- **EXERCISE**
Which lines of the entries below hold the word "special"? Report each of them.

[Excerpts from an interface dataset]

BEGIN

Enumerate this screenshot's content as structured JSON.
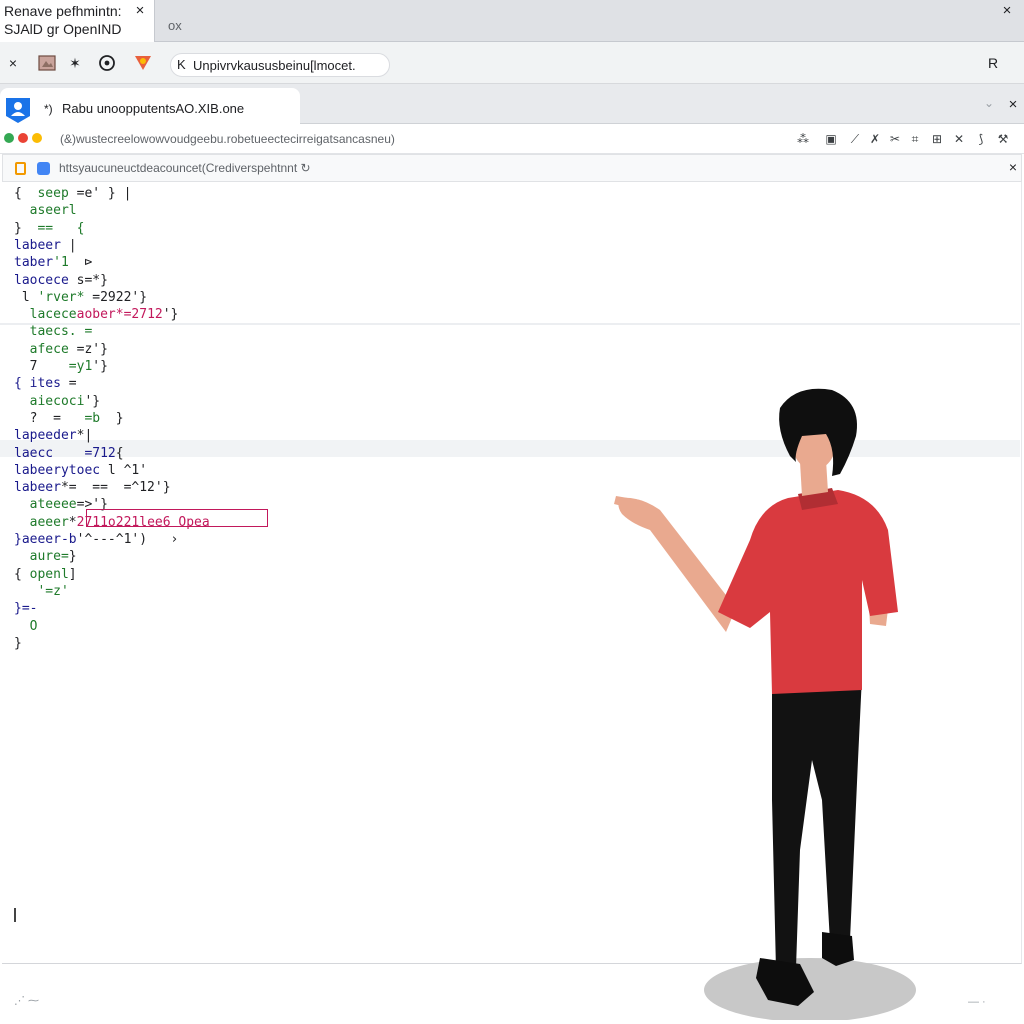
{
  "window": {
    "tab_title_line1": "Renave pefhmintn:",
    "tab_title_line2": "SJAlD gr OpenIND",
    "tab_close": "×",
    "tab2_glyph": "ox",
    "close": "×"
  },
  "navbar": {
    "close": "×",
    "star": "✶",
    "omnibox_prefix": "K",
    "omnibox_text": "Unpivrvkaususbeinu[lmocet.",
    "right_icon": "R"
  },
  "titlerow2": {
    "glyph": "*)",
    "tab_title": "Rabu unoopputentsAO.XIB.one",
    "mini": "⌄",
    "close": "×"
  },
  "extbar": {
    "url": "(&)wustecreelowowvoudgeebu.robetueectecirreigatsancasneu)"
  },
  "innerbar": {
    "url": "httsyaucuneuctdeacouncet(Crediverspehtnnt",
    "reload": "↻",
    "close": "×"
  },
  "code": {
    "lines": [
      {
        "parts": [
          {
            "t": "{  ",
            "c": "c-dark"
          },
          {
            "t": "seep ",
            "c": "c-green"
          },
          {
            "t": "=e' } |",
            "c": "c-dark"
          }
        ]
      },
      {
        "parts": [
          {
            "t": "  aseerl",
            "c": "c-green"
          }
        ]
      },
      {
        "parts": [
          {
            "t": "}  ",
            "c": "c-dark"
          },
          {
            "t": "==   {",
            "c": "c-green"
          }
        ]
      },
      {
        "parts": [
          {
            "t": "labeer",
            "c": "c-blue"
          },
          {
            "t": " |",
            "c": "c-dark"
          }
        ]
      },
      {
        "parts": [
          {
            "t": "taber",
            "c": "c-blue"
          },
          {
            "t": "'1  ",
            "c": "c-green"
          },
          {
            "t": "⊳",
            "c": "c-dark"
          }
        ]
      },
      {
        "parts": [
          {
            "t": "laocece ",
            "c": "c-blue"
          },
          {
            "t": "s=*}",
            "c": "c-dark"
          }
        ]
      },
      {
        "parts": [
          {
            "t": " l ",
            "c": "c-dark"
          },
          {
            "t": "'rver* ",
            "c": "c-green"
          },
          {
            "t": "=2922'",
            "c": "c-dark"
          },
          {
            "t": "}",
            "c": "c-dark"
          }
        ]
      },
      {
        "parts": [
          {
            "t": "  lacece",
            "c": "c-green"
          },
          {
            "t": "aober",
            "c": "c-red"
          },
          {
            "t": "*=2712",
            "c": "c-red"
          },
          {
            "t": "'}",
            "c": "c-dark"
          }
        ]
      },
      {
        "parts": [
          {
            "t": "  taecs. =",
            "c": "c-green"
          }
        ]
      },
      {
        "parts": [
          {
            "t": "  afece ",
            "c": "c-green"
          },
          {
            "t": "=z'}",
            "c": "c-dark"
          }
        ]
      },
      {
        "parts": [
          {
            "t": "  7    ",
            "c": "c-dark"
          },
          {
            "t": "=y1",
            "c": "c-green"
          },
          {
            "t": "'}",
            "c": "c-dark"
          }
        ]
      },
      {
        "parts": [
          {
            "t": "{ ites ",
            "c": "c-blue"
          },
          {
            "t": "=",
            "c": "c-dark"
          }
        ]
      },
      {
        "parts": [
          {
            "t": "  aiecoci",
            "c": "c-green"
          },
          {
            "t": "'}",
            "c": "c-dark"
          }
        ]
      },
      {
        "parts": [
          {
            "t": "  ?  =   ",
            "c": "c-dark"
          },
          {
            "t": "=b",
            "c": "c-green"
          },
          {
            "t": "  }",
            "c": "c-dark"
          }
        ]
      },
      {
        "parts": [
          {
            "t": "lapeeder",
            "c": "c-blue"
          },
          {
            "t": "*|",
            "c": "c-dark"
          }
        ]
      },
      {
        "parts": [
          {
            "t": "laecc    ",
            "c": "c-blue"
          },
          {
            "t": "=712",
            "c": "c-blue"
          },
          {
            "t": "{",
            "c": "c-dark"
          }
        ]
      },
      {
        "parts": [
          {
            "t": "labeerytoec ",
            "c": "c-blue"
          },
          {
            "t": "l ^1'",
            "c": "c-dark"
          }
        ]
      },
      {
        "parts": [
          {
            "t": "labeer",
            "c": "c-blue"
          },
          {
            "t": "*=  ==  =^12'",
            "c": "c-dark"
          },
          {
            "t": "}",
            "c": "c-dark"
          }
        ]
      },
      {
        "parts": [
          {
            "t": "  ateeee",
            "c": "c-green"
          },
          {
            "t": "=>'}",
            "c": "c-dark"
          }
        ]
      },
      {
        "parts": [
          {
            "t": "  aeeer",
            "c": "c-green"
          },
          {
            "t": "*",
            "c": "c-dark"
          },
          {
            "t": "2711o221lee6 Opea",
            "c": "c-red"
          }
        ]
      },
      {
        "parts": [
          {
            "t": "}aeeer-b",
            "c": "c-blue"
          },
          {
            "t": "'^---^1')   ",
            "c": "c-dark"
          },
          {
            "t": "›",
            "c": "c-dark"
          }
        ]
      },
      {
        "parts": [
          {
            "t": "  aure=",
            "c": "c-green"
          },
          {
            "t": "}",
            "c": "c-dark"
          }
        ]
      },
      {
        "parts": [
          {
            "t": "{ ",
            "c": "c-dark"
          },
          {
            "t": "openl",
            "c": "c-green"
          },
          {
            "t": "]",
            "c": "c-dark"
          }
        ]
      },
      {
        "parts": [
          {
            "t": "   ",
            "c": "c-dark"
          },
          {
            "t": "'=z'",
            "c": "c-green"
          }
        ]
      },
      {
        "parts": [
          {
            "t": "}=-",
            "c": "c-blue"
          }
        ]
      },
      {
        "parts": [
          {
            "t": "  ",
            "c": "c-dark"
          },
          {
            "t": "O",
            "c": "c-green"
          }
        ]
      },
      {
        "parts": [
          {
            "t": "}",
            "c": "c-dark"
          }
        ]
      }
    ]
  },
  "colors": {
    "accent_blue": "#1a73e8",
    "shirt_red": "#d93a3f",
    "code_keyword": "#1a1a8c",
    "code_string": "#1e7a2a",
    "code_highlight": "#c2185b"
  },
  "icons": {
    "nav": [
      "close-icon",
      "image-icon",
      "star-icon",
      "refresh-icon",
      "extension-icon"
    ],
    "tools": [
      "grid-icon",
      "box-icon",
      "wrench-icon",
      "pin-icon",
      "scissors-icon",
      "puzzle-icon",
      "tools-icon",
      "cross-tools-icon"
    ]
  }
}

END
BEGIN

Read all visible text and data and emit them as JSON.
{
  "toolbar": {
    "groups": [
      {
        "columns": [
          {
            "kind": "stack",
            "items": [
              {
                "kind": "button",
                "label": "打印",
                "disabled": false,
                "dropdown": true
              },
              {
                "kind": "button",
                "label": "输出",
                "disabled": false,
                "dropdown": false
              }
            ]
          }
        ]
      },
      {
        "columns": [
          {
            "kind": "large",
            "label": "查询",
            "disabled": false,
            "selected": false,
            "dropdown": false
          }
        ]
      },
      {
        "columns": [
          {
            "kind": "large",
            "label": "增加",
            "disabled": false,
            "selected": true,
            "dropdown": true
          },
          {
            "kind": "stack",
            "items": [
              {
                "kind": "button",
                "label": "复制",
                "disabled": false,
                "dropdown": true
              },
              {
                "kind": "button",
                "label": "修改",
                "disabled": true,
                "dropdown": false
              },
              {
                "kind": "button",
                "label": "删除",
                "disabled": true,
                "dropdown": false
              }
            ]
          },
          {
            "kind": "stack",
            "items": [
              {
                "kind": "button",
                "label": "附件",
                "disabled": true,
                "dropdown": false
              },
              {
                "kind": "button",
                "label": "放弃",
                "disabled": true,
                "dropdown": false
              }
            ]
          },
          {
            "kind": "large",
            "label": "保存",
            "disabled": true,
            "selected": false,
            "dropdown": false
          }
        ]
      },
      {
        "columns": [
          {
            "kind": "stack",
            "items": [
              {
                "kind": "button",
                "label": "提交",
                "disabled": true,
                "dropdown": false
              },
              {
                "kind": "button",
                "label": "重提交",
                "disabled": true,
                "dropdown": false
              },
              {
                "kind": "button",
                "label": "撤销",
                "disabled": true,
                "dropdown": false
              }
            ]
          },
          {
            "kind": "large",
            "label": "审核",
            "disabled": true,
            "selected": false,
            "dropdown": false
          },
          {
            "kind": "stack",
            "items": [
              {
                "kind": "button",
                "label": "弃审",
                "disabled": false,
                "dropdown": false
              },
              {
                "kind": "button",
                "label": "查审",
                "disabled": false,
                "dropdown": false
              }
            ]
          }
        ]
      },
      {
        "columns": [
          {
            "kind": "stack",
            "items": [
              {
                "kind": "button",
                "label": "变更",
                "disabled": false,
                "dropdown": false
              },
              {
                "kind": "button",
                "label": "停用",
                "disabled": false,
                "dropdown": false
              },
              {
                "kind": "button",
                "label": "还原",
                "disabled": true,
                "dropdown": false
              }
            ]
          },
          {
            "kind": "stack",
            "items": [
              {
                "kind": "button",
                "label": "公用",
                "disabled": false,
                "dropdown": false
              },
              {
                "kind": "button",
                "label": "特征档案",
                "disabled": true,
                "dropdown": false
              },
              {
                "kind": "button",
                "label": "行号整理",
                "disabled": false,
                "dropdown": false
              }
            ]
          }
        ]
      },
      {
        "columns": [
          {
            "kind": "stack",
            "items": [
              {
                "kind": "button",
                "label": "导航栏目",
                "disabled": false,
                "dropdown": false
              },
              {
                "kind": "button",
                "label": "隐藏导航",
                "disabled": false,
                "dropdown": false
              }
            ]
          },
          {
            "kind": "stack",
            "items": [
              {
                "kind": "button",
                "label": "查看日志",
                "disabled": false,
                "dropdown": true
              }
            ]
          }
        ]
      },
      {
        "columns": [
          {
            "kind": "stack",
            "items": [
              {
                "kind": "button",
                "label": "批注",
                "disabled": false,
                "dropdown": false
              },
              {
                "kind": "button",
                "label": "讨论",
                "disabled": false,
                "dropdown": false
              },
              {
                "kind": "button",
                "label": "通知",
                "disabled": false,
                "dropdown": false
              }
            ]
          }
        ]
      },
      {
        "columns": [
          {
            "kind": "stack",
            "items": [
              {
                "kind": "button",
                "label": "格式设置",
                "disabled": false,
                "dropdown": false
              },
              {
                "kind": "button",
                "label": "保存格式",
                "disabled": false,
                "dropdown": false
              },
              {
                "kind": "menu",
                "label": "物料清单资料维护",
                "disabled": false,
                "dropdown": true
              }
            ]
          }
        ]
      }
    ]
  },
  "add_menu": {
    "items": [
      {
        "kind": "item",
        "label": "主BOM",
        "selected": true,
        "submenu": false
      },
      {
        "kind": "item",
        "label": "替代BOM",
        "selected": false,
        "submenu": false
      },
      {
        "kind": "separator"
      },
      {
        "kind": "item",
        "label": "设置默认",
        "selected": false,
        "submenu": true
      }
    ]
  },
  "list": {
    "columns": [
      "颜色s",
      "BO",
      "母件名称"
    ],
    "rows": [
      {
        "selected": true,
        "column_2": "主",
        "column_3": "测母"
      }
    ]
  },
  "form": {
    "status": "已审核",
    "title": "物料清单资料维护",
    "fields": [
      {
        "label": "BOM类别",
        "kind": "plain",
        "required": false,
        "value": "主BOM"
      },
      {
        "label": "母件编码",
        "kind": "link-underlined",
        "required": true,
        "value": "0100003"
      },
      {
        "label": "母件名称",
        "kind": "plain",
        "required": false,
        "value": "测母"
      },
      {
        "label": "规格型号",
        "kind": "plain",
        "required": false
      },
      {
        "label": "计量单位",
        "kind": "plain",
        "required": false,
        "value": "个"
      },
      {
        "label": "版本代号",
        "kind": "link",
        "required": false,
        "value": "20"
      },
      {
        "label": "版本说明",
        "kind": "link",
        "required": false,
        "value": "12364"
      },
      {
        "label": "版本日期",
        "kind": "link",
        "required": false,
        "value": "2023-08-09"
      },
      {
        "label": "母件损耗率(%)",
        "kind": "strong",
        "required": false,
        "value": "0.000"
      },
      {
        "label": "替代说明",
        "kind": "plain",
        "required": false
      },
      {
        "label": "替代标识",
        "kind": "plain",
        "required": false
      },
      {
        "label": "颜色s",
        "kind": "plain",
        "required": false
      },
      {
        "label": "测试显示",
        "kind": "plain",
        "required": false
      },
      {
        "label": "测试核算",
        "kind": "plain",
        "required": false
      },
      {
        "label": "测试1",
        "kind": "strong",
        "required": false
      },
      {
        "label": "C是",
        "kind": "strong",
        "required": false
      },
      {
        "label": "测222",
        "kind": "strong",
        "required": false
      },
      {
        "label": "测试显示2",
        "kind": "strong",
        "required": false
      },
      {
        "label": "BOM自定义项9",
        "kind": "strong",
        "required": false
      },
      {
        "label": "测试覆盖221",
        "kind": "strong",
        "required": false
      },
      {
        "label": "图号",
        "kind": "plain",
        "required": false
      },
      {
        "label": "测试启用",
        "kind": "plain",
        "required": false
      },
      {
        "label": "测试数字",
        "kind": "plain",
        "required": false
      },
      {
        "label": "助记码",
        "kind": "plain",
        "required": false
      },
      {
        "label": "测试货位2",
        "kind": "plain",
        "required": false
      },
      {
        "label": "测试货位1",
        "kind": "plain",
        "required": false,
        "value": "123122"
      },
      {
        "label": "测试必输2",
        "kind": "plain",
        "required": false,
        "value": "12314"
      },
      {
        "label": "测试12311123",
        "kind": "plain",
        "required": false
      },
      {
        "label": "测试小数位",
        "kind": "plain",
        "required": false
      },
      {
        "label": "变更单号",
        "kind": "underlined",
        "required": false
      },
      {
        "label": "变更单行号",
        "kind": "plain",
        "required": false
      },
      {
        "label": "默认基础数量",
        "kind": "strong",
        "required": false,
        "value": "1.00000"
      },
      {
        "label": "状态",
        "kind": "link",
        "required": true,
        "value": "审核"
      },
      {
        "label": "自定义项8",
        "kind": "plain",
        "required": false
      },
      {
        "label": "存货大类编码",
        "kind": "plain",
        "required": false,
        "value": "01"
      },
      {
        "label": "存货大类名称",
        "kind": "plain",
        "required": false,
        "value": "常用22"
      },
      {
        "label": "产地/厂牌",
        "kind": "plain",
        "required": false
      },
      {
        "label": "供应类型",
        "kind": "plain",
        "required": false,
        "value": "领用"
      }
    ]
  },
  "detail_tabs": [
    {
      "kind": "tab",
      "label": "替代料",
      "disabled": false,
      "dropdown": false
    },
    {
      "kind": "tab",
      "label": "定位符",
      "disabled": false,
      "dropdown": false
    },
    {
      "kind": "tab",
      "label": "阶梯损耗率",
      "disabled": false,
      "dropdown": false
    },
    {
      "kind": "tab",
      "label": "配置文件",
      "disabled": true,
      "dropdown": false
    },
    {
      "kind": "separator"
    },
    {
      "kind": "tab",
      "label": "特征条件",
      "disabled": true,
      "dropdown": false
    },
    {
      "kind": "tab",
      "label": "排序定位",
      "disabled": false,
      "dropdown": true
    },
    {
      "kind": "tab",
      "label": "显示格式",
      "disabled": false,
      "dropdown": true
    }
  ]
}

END
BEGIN

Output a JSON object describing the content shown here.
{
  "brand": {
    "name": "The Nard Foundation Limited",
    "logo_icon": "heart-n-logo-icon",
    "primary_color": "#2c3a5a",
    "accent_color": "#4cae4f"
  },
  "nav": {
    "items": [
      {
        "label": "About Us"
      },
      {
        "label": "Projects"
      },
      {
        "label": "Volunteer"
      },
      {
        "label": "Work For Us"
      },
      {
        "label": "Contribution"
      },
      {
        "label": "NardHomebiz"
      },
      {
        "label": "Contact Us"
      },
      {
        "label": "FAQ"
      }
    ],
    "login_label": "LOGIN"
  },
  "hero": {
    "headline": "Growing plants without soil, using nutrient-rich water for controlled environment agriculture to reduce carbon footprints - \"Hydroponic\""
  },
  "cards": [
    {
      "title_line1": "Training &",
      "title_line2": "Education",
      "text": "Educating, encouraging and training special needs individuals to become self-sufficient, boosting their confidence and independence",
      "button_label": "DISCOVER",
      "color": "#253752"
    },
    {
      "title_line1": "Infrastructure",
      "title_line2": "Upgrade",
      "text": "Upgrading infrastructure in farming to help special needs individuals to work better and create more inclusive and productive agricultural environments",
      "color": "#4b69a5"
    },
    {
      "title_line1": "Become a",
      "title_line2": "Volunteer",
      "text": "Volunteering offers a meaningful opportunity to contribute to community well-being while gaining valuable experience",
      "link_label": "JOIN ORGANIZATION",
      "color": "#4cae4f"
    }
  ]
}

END

- **EXPECTED ANSWER**
      "text": "Educating, encouraging and training special needs individuals to become self-sufficient, boosting their confidence and independence",
      "text": "Upgrading infrastructure in farming to help special needs individuals to work better and create more inclusive and productive agricultural environments",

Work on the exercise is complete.